Ubuntu 21.10 Released
The next version of Ubuntu, 21.10 “Impish Indri” has been released, with nine months of support since it is not an LTS release.
This version of Ubuntu comes with some new features, and some great performance, at least on my system.
- Ryzen 5 3500x
- 16GB DDR4 3000Mhz
- NVIDIA GTX 1660 Super
- 3 Monitors @ 1080p (2x60hz and 1x 144hz)
- Ubuntu installed on a SATA SSD.
New Features and Updated Applications
Ubuntu 21.20 brings new multitouch gestures, available when using Wayland, by default. As well, 21.10 now has a persistent trahs can icon in its dock, rather than a desktop icon, which makes for a nicer workflow option. Also, speaking of Wayland, NVIDIA users can now use Wayland when using the proprietary drivers.
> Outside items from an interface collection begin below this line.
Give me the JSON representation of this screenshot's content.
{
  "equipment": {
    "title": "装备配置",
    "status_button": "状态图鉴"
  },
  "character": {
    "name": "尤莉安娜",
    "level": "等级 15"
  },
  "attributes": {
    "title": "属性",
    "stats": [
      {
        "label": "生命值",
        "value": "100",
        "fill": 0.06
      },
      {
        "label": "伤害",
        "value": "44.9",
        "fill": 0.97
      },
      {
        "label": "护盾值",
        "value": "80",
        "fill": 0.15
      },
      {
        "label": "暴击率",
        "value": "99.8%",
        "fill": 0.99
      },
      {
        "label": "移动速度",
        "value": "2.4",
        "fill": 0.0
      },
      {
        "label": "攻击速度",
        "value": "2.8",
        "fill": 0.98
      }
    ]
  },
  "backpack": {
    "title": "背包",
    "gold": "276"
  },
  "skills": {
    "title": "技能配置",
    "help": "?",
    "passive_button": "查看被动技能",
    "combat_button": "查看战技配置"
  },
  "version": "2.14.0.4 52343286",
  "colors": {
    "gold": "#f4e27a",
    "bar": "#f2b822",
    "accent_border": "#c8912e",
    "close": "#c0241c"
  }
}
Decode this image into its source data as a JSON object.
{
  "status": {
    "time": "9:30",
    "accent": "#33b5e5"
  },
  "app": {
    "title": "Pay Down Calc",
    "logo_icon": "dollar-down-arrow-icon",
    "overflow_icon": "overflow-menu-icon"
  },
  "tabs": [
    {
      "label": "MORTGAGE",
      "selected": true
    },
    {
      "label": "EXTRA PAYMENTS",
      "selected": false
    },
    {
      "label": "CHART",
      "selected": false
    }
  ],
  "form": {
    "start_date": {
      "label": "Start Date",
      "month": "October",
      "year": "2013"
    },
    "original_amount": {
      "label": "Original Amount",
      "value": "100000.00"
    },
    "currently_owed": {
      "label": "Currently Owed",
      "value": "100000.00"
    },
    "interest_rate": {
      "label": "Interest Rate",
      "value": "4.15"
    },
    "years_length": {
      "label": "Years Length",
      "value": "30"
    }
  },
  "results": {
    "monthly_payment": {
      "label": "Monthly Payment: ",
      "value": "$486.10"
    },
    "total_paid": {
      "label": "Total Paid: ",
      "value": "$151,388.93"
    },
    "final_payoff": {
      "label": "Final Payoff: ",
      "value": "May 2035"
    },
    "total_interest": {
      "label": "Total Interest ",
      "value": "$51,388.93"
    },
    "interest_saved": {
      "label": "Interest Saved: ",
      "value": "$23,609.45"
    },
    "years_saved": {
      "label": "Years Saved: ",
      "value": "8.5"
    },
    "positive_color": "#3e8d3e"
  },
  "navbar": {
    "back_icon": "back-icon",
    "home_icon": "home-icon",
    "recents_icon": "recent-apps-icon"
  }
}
The latest version of Pipewire is included with this Ubuntu install, making a variety of tools and applications such as screensharing applications function better with Wayland. Wayland is finally starting to really shine, compared to the buggy mess it had been over the past years.
Some updated software bundled with Ubuntu 21.10 are:
- LibreOffice 7.2
- Thunderbird 91
- The GNOME 41 Calendar app, Characters application, GNOME Disk Utility, Eye of GNOME image viewer, and the GNOME System Monitor.
As well, this version of Ubuntu now ships with the Firefox Snap application by default, but the repository version is also supported.
I was very surprised at just how fast this Ubuntu installation went, and how responsive the system was. It didn’t matter what application I launched, or how many I had open at one time, I was unable to push my system in any realistic manner to the point that it was not absolutely flying...I have Ubuntu installed on a regular SATA SSD, not my NVME drive, but the performance was lightspeed compared to other distributions and desktop environment setups I have tested as of late. With Firefox and 5 tabs open, LibreOffice Writer open, and Spotify playing music, my CPU only ever reached 4% usage, with 2.6GB of RAM being utilized.
Overall, the installation was a breeze, the performance was great, and I even had my NVIDIA drivers and media codecs installed automatically simply by a checkbox in the installer – there were zero hiccups or issues.
Another special note, is that alongside Ubuntu 21.10, a new Ubuntu installer is being developed using googles Flutter SDK. The new installer is not the default yet, but it’s something to keep an eye out for and look forward to, as it will bring a cleaner interface and more options, including theme choice, to installations in the future.
GNOME isn’t my Desktop Environment of choice, but I really was pleasantly surprised with how nice, smooth, and simple this entire release was, enough that I could highly recommend it for those who enjoy Ubuntu, enjoy GNOME, or simply are looking for another distribution to try out. Some could consider this a preview of sorts for what is to come in the next LTS; and I think it’s going to be a good one, if this release is anything like it.
Are you going to try the new Ubuntu, or wait for the LTS to come out? Let us know in the comments!Advertisement